The squadron were rapidly deployed to the region on 28 July to conduct rescue operations via boat and helicopter over the course of four days.
The team, which comprised 23 Special Operators, assisted by Callie, the Department of Defense’s (DOD) only certified search and rescue dog, also coordinated 29 rotary aircraft missions, recovered four bodies, and helped direct operations that led to the rescue or assistance of 40 more people.
“We found out about the situation Thursday morning at approximately 08:10 hrs,” said Major Ian Williams, 123rd STS Commander. “Before we had our tasking to respond, we started having our initial team show up to the squadron to prepare gear in the event that we would have to push out and support. We were officially told to support around 09:00 hrs and were out the door by 10:00 hrs.

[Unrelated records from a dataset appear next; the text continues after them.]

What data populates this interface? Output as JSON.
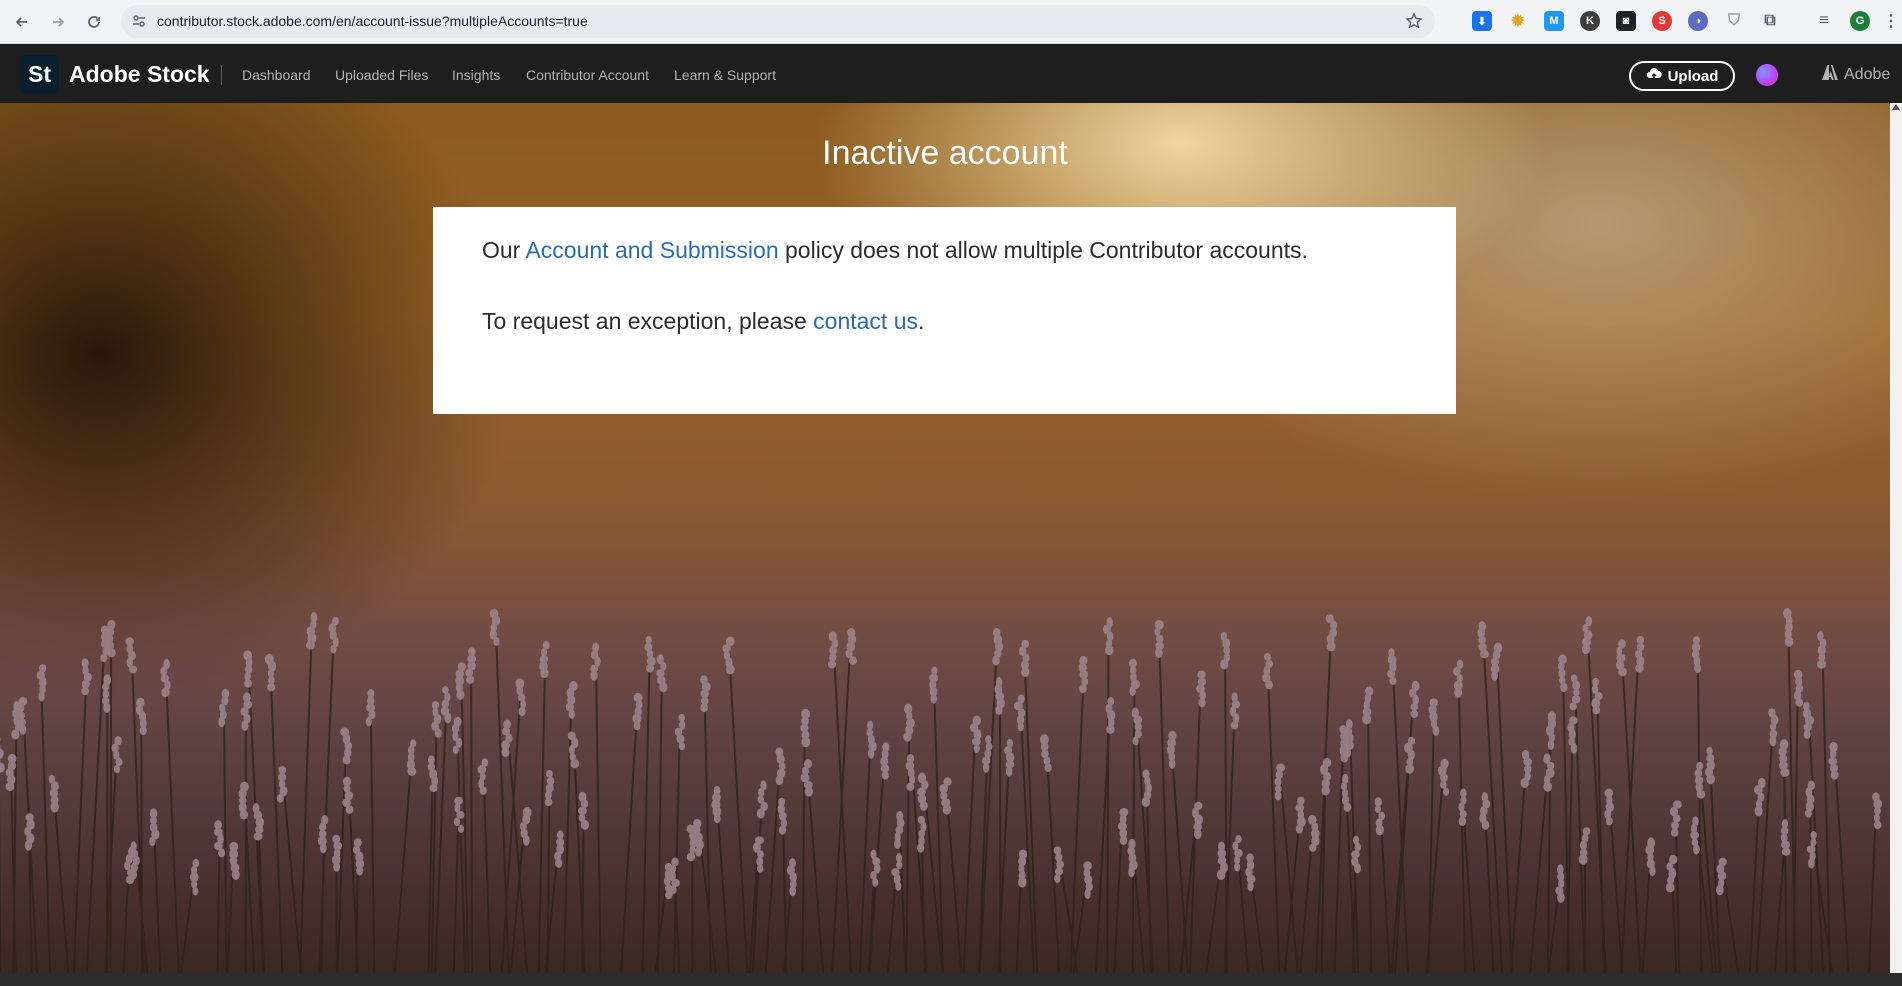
{
  "browser": {
    "url": "contributor.stock.adobe.com/en/account-issue?multipleAccounts=true",
    "profile_initial": "G"
  },
  "header": {
    "logo_text": "St",
    "brand": "Adobe Stock",
    "nav": [
      "Dashboard",
      "Uploaded Files",
      "Insights",
      "Contributor Account",
      "Learn & Support"
    ],
    "upload_label": "Upload",
    "adobe_label": "Adobe"
  },
  "main": {
    "title": "Inactive account",
    "line1": {
      "prefix": "Our ",
      "link": "Account and Submission",
      "suffix": " policy does not allow multiple Contributor accounts."
    },
    "line2": {
      "prefix": "To request an exception, please ",
      "link": "contact us",
      "suffix": "."
    }
  },
  "colors": {
    "header_bg": "#1e1e1e",
    "link": "#2a6bb5",
    "card_bg": "#ffffff"
  }
}
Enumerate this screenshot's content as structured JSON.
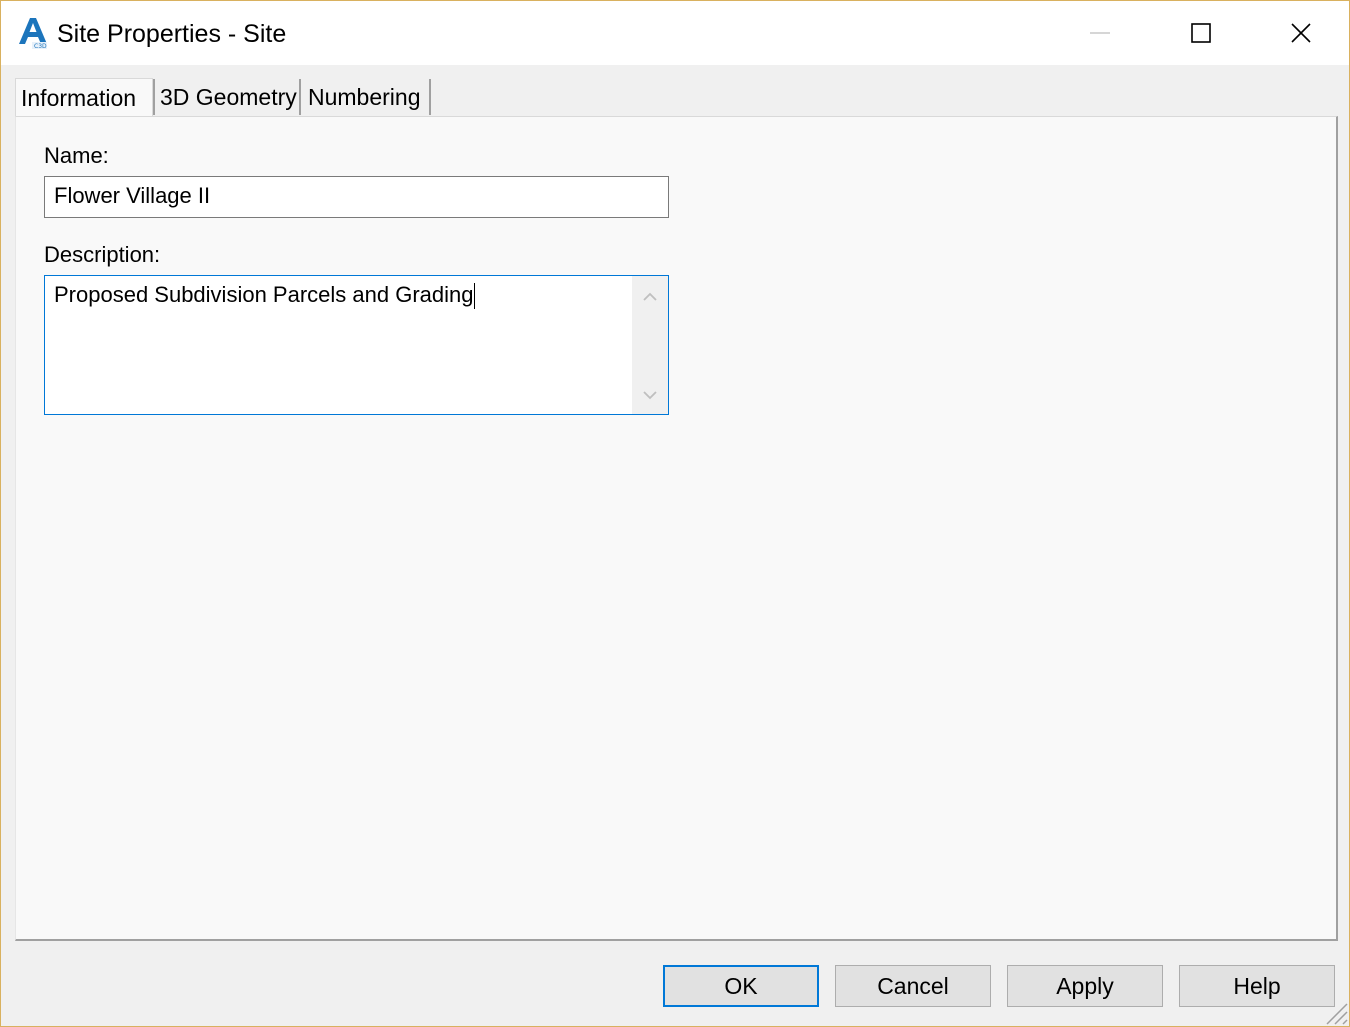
{
  "window": {
    "title": "Site Properties - Site",
    "app_icon": "autocad-civil3d-icon",
    "controls": [
      "minimize-icon",
      "maximize-icon",
      "close-icon"
    ]
  },
  "tabs": [
    {
      "label": "Information",
      "active": true
    },
    {
      "label": "3D Geometry",
      "active": false
    },
    {
      "label": "Numbering",
      "active": false
    }
  ],
  "form": {
    "name_label": "Name:",
    "name_value": "Flower Village II",
    "description_label": "Description:",
    "description_value": "Proposed Subdivision Parcels and Grading"
  },
  "buttons": {
    "ok": "OK",
    "cancel": "Cancel",
    "apply": "Apply",
    "help": "Help"
  },
  "colors": {
    "accent": "#0078d7",
    "app_icon_blue": "#1c75bc"
  }
}
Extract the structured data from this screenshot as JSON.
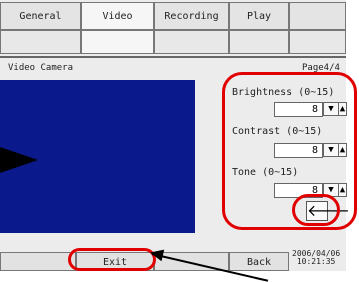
{
  "tabs": [
    "General",
    "Video",
    "Recording",
    "Play"
  ],
  "active_tab_index": 1,
  "section_title": "Video Camera",
  "page_indicator": "Page4/4",
  "controls": [
    {
      "label": "Brightness (0~15)",
      "value": "8"
    },
    {
      "label": "Contrast (0~15)",
      "value": "8"
    },
    {
      "label": "Tone (0~15)",
      "value": "8"
    }
  ],
  "spin_down_glyph": "▼",
  "spin_up_glyph": "▲",
  "back_arrow_glyph": "🡐",
  "buttons": {
    "exit": "Exit",
    "back": "Back"
  },
  "datetime": {
    "date": "2006/04/06",
    "time": "10:21:35"
  },
  "colors": {
    "preview": "#0a1a8c",
    "highlight": "#e10000"
  }
}
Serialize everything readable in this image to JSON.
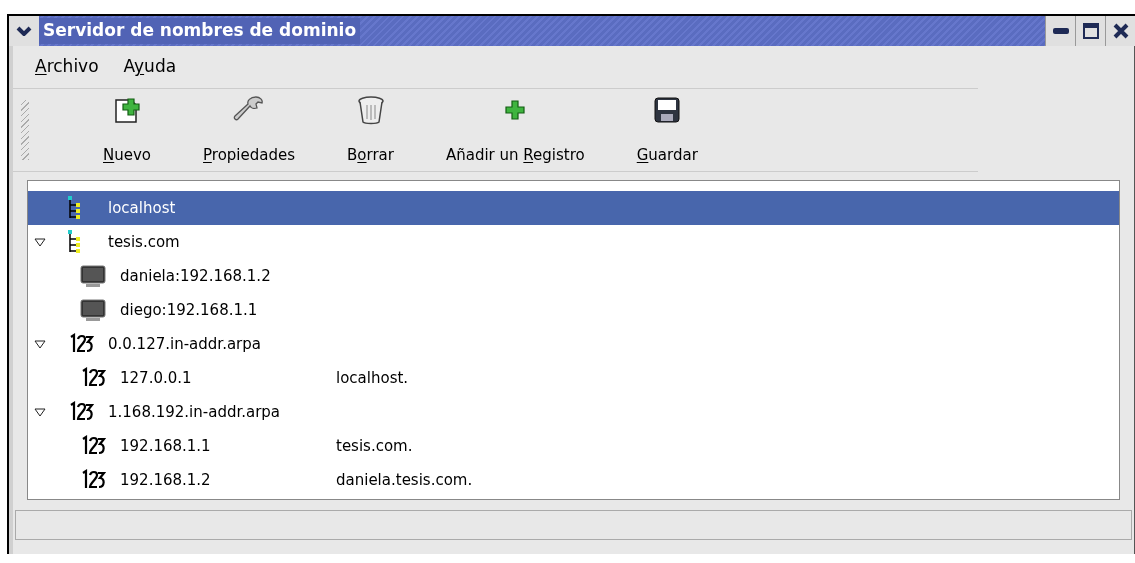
{
  "window": {
    "title": "Servidor de nombres de dominio"
  },
  "menu": [
    {
      "segments": [
        {
          "text": "A",
          "underline": true
        },
        {
          "text": "rchivo",
          "underline": false
        }
      ]
    },
    {
      "segments": [
        {
          "text": "A",
          "underline": false
        },
        {
          "text": "y",
          "underline": true
        },
        {
          "text": "uda",
          "underline": false
        }
      ]
    }
  ],
  "toolbar": [
    {
      "kind": "new",
      "segments": [
        {
          "text": "N",
          "underline": true
        },
        {
          "text": "uevo",
          "underline": false
        }
      ]
    },
    {
      "kind": "properties",
      "segments": [
        {
          "text": "P",
          "underline": true
        },
        {
          "text": "ropiedades",
          "underline": false
        }
      ]
    },
    {
      "kind": "delete",
      "segments": [
        {
          "text": "B",
          "underline": false
        },
        {
          "text": "o",
          "underline": true
        },
        {
          "text": "rrar",
          "underline": false
        }
      ]
    },
    {
      "kind": "add",
      "segments": [
        {
          "text": "Añadir un ",
          "underline": false
        },
        {
          "text": "R",
          "underline": true
        },
        {
          "text": "egistro",
          "underline": false
        }
      ]
    },
    {
      "kind": "save",
      "segments": [
        {
          "text": "G",
          "underline": true
        },
        {
          "text": "uardar",
          "underline": false
        }
      ]
    }
  ],
  "tree": [
    {
      "kind": "zone",
      "name": "localhost",
      "selected": true
    },
    {
      "kind": "zone",
      "name": "tesis.com",
      "selected": false,
      "expanded": true,
      "children": [
        {
          "kind": "host",
          "name": "daniela:192.168.1.2",
          "selected": false
        },
        {
          "kind": "host",
          "name": "diego:192.168.1.1",
          "selected": false
        }
      ]
    },
    {
      "kind": "reverse",
      "name": "0.0.127.in-addr.arpa",
      "selected": false,
      "expanded": true,
      "children": [
        {
          "kind": "reverse",
          "name": "127.0.0.1",
          "value": "localhost.",
          "selected": false
        }
      ]
    },
    {
      "kind": "reverse",
      "name": "1.168.192.in-addr.arpa",
      "selected": false,
      "expanded": true,
      "children": [
        {
          "kind": "reverse",
          "name": "192.168.1.1",
          "value": "tesis.com.",
          "selected": false
        },
        {
          "kind": "reverse",
          "name": "192.168.1.2",
          "value": "daniela.tesis.com.",
          "selected": false
        }
      ]
    }
  ]
}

Once called out, 17 STS members were deployed at ground level in boats and trucks, while six members and Callie departed onboard helicopters provided by the Kentucky Army National Guard’s (ANG) 63 Theater Aviation Brigade.
“Our success at the 123rd STS wouldn’t be possible without our mission support folks,” Williams added. “They’re the first to arrive at the unit when something happens because they know that the vehicles, boats, communication equipment and resupply coordination are make-or-break elements of this sort of mission.”
The rescue mission was a joint effort involving multiple agencies and civilian volunteer groups, including the Kentucky State Police and Army National Guard troops from Kentucky, Tennessee and West Virginia. Two Kentucky ANG medevac crews left the Frankfort 28 July to augment Kentucky aviation assets already in the area, while Tennessee guard units sent five UH-60 Black Hawk helicopters and crews, and West Virginia guard units contributed two Black Hawk helicopters, two UH-72 Lakota aircraft with hoist capability and 14 Soldiers.
The floods in eastern Kentucky, caused by an onslaught of torrential rain over the past week, has now claimed the lives of at least 37 people, including four children, and has resulted in significant property damage. Governor Andy Beshear warned on Monday that more dangerous weather was expected this week.
LifeFlight Australia also supported flood relief efforts in New South Wales earlier this year.